%%

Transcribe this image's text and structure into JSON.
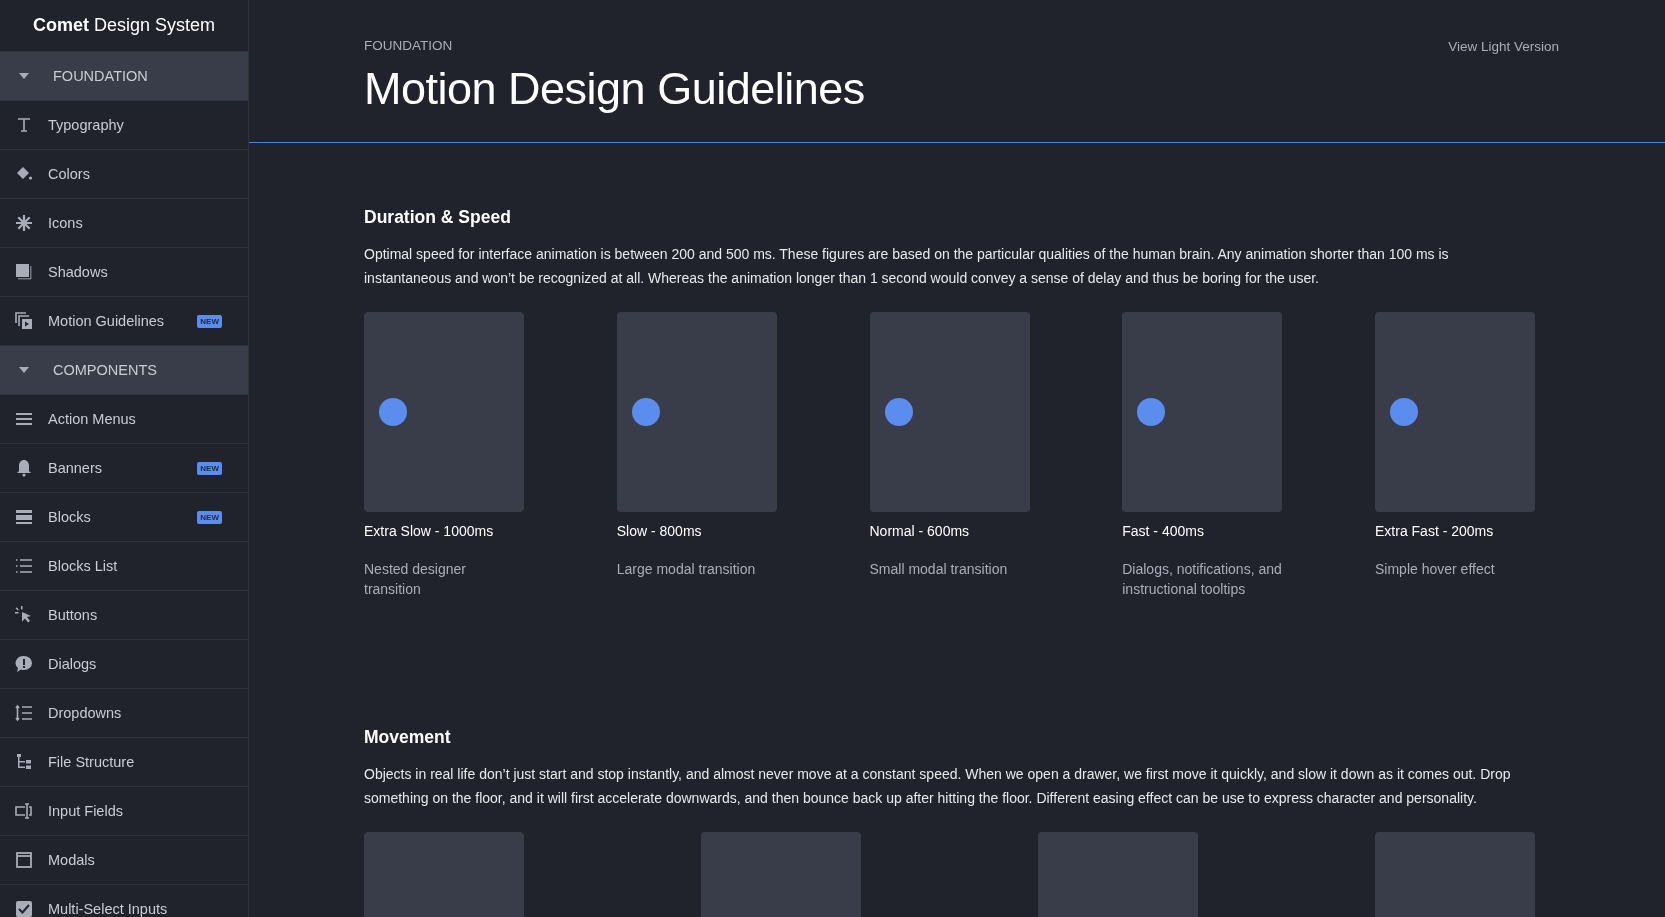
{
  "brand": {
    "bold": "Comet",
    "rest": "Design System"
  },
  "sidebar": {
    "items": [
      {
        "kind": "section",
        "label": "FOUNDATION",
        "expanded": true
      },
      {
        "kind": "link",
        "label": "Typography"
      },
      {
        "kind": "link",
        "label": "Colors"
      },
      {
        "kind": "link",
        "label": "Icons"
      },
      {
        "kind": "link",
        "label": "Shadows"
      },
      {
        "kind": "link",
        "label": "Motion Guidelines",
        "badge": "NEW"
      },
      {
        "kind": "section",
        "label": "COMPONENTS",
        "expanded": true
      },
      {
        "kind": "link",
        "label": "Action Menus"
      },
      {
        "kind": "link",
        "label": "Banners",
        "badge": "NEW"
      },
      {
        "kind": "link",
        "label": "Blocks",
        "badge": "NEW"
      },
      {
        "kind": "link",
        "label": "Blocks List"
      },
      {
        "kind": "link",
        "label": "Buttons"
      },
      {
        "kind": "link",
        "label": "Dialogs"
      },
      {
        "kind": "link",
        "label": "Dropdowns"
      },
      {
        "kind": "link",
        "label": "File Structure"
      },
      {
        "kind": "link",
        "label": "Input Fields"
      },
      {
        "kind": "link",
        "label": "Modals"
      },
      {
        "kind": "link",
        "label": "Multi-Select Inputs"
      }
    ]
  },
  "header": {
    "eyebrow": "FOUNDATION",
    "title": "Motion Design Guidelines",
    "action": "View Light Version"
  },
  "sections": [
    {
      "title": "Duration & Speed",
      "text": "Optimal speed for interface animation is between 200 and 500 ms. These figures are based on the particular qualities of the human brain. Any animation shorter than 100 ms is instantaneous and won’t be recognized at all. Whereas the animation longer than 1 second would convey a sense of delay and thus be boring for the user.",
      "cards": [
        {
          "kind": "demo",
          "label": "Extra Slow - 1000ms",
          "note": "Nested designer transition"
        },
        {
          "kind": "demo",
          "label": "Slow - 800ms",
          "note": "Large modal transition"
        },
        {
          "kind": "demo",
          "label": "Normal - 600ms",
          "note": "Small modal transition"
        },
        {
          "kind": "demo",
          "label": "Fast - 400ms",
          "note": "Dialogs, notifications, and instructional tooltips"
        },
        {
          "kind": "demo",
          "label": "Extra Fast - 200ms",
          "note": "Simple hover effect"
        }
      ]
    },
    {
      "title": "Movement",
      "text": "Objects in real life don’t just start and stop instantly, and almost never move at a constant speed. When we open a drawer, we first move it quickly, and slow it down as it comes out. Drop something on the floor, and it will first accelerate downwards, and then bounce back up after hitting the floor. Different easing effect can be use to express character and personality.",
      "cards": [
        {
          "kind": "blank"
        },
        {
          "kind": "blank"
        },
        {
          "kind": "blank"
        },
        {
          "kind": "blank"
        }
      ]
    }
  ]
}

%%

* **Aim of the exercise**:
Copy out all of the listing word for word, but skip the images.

* **Answer box**:
Transcribe this image's text and structure into JSON.
{
  "brand": {
    "bold": "Comet",
    "rest": "Design System"
  },
  "sidebar": {
    "items": [
      {
        "kind": "section",
        "label": "FOUNDATION",
        "expanded": true
      },
      {
        "kind": "link",
        "label": "Typography"
      },
      {
        "kind": "link",
        "label": "Colors"
      },
      {
        "kind": "link",
        "label": "Icons"
      },
      {
        "kind": "link",
        "label": "Shadows"
      },
      {
        "kind": "link",
        "label": "Motion Guidelines",
        "badge": "NEW"
      },
      {
        "kind": "section",
        "label": "COMPONENTS",
        "expanded": true
      },
      {
        "kind": "link",
        "label": "Action Menus"
      },
      {
        "kind": "link",
        "label": "Banners",
        "badge": "NEW"
      },
      {
        "kind": "link",
        "label": "Blocks",
        "badge": "NEW"
      },
      {
        "kind": "link",
        "label": "Blocks List"
      },
      {
        "kind": "link",
        "label": "Buttons"
      },
      {
        "kind": "link",
        "label": "Dialogs"
      },
      {
        "kind": "link",
        "label": "Dropdowns"
      },
      {
        "kind": "link",
        "label": "File Structure"
      },
      {
        "kind": "link",
        "label": "Input Fields"
      },
      {
        "kind": "link",
        "label": "Modals"
      },
      {
        "kind": "link",
        "label": "Multi-Select Inputs"
      }
    ]
  },
  "header": {
    "eyebrow": "FOUNDATION",
    "title": "Motion Design Guidelines",
    "action": "View Light Version"
  },
  "sections": [
    {
      "title": "Duration & Speed",
      "text": "Optimal speed for interface animation is between 200 and 500 ms. These figures are based on the particular qualities of the human brain. Any animation shorter than 100 ms is instantaneous and won’t be recognized at all. Whereas the animation longer than 1 second would convey a sense of delay and thus be boring for the user.",
      "cards": [
        {
          "kind": "demo",
          "label": "Extra Slow - 1000ms",
          "note": "Nested designer transition"
        },
        {
          "kind": "demo",
          "label": "Slow - 800ms",
          "note": "Large modal transition"
        },
        {
          "kind": "demo",
          "label": "Normal - 600ms",
          "note": "Small modal transition"
        },
        {
          "kind": "demo",
          "label": "Fast - 400ms",
          "note": "Dialogs, notifications, and instructional tooltips"
        },
        {
          "kind": "demo",
          "label": "Extra Fast - 200ms",
          "note": "Simple hover effect"
        }
      ]
    },
    {
      "title": "Movement",
      "text": "Objects in real life don’t just start and stop instantly, and almost never move at a constant speed. When we open a drawer, we first move it quickly, and slow it down as it comes out. Drop something on the floor, and it will first accelerate downwards, and then bounce back up after hitting the floor. Different easing effect can be use to express character and personality.",
      "cards": [
        {
          "kind": "blank"
        },
        {
          "kind": "blank"
        },
        {
          "kind": "blank"
        },
        {
          "kind": "blank"
        }
      ]
    }
  ]
}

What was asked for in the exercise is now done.